December 9, 2008 2 Comments
Several bloggers have pointed to this Brad DeLong piece on the financial crisis. For my money the analysis there is a cut above the usual drivel people shove, which either tells a cartoonish story about the crisis either being caused by some mythical detail-free thing called ‘deregulation’ supposedly implemented by conservatives, or claims it’s all caused by giving loans to minorities, or just goes the easiest path and blames it all on ‘greed’. DeLong’s piece is more interesting than any of that.
He identifies 5 known causes of fluctuations in global capital (which is what has imploded recently). In short they are
1. Savings and investment (particularly, the amount of the former that is transformed into the latter)
2. News (including resources, technology, and politics)
3. Default discount (fear that people will default)
4. Liquidity discount (desire to have money in liquid things)
5. Risk discount (desire to have money in non-risky things, i.e. for its future value to stay known)
DeLong says that (1) and (2) couldn’t have changed things much, that (3) has basically already been priced in, and that it’s (4) and (5) that are operating in our current credit crunch. He concludes with a mystery, because nothing in current economic thinking (according to him, and he would know) would predict that the appetite for liquidity would be so high and that for risk would be so low.
He is arguing primarily with folks who tell a story of the financial crisis being primarily caused by the ‘impulse’ of subprime/home-price writedowns. He says that’s not enough to understand the crisis because it only was a $2 trillion ‘impulse’ whereas global capital has shrunk by ten times that much. Not only that but the causes of this ‘impulse’ are not well diagnosed. All of this strikes me as accurate enough.
Here’s where I think DeLong goes wrong: by dismissing the effect of (2) – news. He dismisses it practically at the beginning of his analysis. Possibly this is because he welcomes the Obama victory. So, news hasn’t changed much, he says (or anyway, there’s no bad news to speak of), so that can’t be part of the explanation.
Oh, but I think it can.
The United States – the most important economy in the world, and the locus of the housing bubble – was going to change its governing regime. Obvious this was known prior to 2007 but it was a looming event in 2007, something that could no longer be ignored, because it was coming up. And not only that but Bush’s popularity had plummeted, making a party change all that more likely.
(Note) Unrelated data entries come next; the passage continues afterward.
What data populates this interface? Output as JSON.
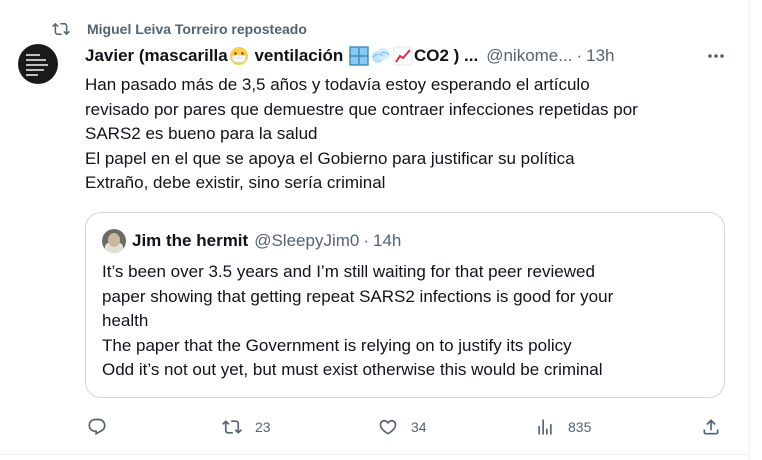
{
  "repost": {
    "icon": "repost-icon",
    "text": "Miguel Leiva Torreiro reposteado"
  },
  "tweet": {
    "author_name_prefix": "Javier (mascarilla",
    "author_name_middle": " ventilación ",
    "author_name_suffix": "CO2 ) ...",
    "author_emojis": [
      "mask-emoji",
      "window-emoji",
      "dash-emoji",
      "chart-increasing-emoji"
    ],
    "handle": "@nikome...",
    "separator": "·",
    "time": "13h",
    "more_icon": "more-icon",
    "text_lines": [
      "Han pasado más de 3,5 años y todavía estoy esperando el artículo",
      "revisado por pares que demuestre que contraer infecciones repetidas por",
      "SARS2 es bueno para la salud",
      "El papel en el que se apoya el Gobierno para justificar su política",
      "Extraño, debe existir, sino sería criminal"
    ]
  },
  "quote": {
    "name": "Jim the hermit",
    "handle": "@SleepyJim0",
    "separator": "·",
    "time": "14h",
    "text_lines": [
      "It’s been over 3.5 years and I’m still waiting for that peer reviewed",
      "paper showing that getting repeat SARS2 infections is good for your",
      "health",
      "The paper that the Government is relying on to justify its policy",
      "Odd it’s not out yet, but must exist otherwise this would be criminal"
    ]
  },
  "actions": {
    "reply": {
      "icon": "reply-icon"
    },
    "repost": {
      "icon": "repost-icon",
      "count": "23"
    },
    "like": {
      "icon": "like-icon",
      "count": "34"
    },
    "views": {
      "icon": "views-icon",
      "count": "835"
    },
    "share": {
      "icon": "share-icon"
    }
  },
  "colors": {
    "text": "#0f1419",
    "secondary": "#536471",
    "border": "#cfd9de"
  }
}
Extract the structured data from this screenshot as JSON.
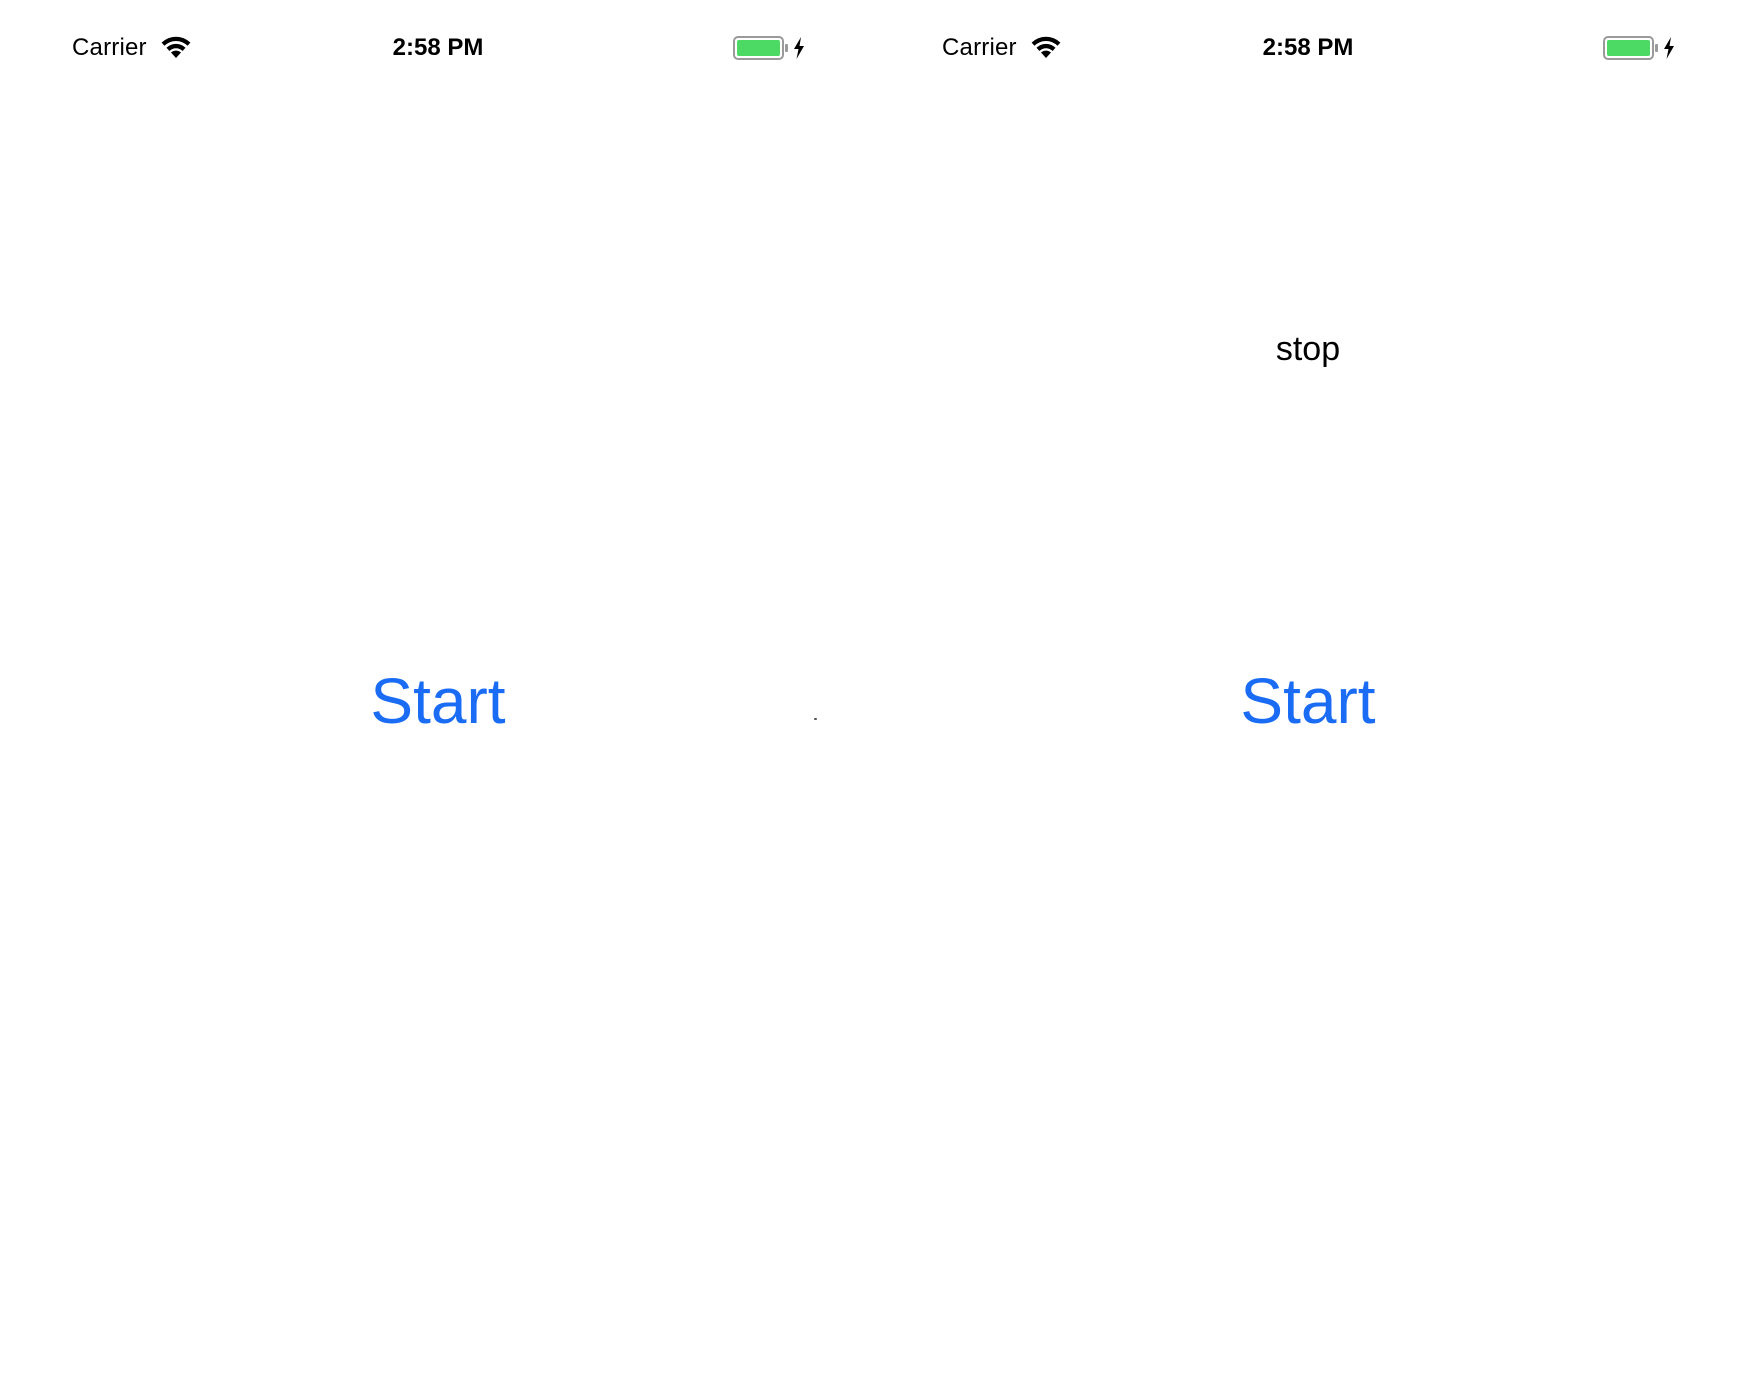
{
  "colors": {
    "accent": "#1a6cf5",
    "battery_fill": "#4cd964",
    "text": "#000000",
    "background": "#ffffff"
  },
  "screens": [
    {
      "status_bar": {
        "carrier": "Carrier",
        "time": "2:58 PM",
        "wifi_icon": "wifi-icon",
        "battery_icon": "battery-charging-icon",
        "battery_level": 1.0
      },
      "start_button_label": "Start"
    },
    {
      "status_bar": {
        "carrier": "Carrier",
        "time": "2:58 PM",
        "wifi_icon": "wifi-icon",
        "battery_icon": "battery-charging-icon",
        "battery_level": 1.0
      },
      "status_label": "stop",
      "start_button_label": "Start"
    }
  ]
}
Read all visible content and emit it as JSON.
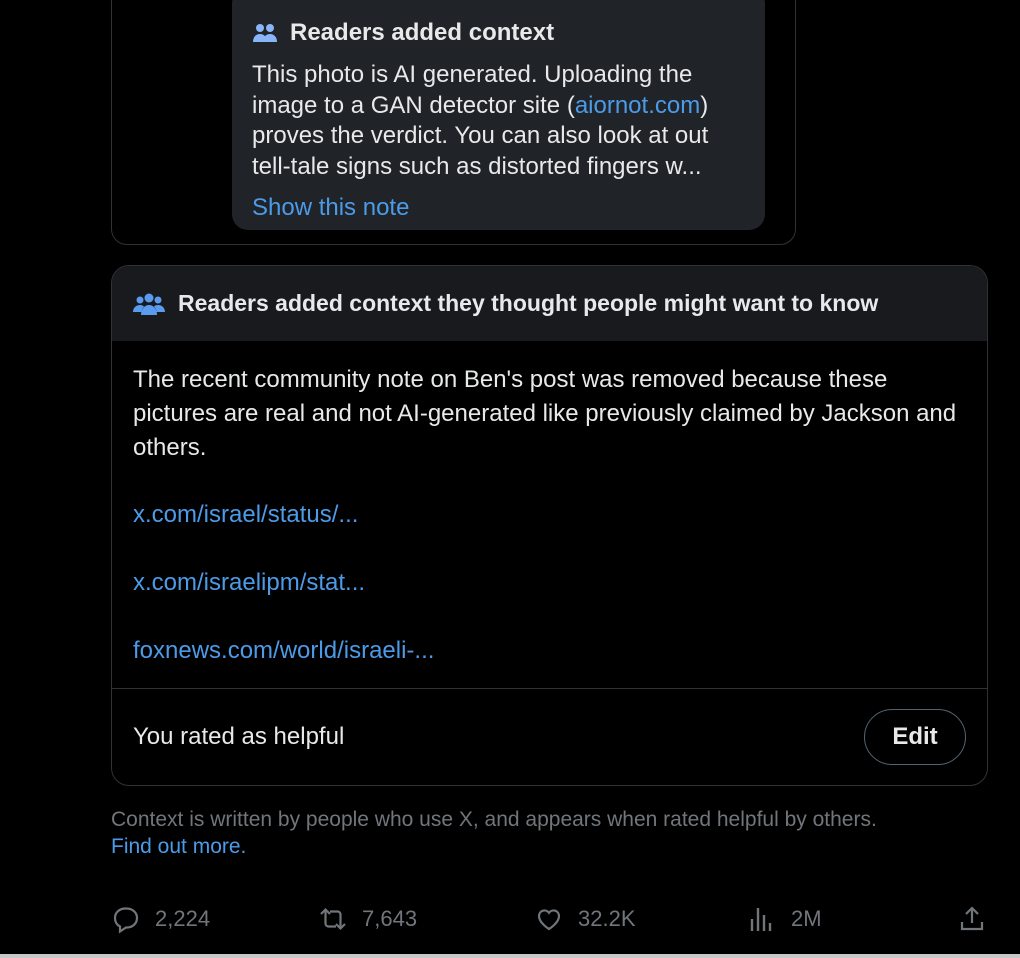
{
  "quoted_note": {
    "heading": "Readers added context",
    "text_before_link": "This photo is AI generated. Uploading the image to a GAN detector site (",
    "link": "aiornot.com",
    "text_after_link": ") proves the verdict. You can also look at out tell-tale signs such as distorted fingers w...",
    "show_label": "Show this note",
    "icon": "people-icon"
  },
  "community_note": {
    "heading": "Readers added context they thought people might want to know",
    "icon": "people-icon",
    "text": "The recent community note on Ben's post was removed because these pictures are real and not AI-generated like previously claimed by Jackson and others.",
    "links": [
      "x.com/israel/status/...",
      "x.com/israelipm/stat...",
      "foxnews.com/world/israeli-..."
    ],
    "rating": "You rated as helpful",
    "edit_label": "Edit"
  },
  "disclaimer": {
    "text": "Context is written by people who use X, and appears when rated helpful by others.",
    "find_out": "Find out more."
  },
  "actions": {
    "replies": "2,224",
    "reposts": "7,643",
    "likes": "32.2K",
    "views": "2M"
  },
  "colors": {
    "background": "#000000",
    "link": "#4c9be8",
    "muted": "#71767b",
    "border": "#2f3336"
  }
}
So if the markets had gotten used to one regime – Bush, and his cabinet, and whatever they tend to do or not do, good or bad – they would have had to start incorporating into their thinking the fact that this regime and all its patterns were likely to change significantly.
I know this is simplistic thinking but the more I think about it the more striking it is – the tech stock bubble collapsed in ’99-’00, the housing bubble collapsed in ’07-08. What did both of those time periods have in common?
Regime uncertainty. One long regime going to end, and a far different regime possibly due to take over. I’m not saying this as a way of calling the Obama Presidency (or the Bush Presidency) bad (or good); I’m just saying.
I suspect the effect of regime uncertainty on the markets is being wildly underestimated by most commentators.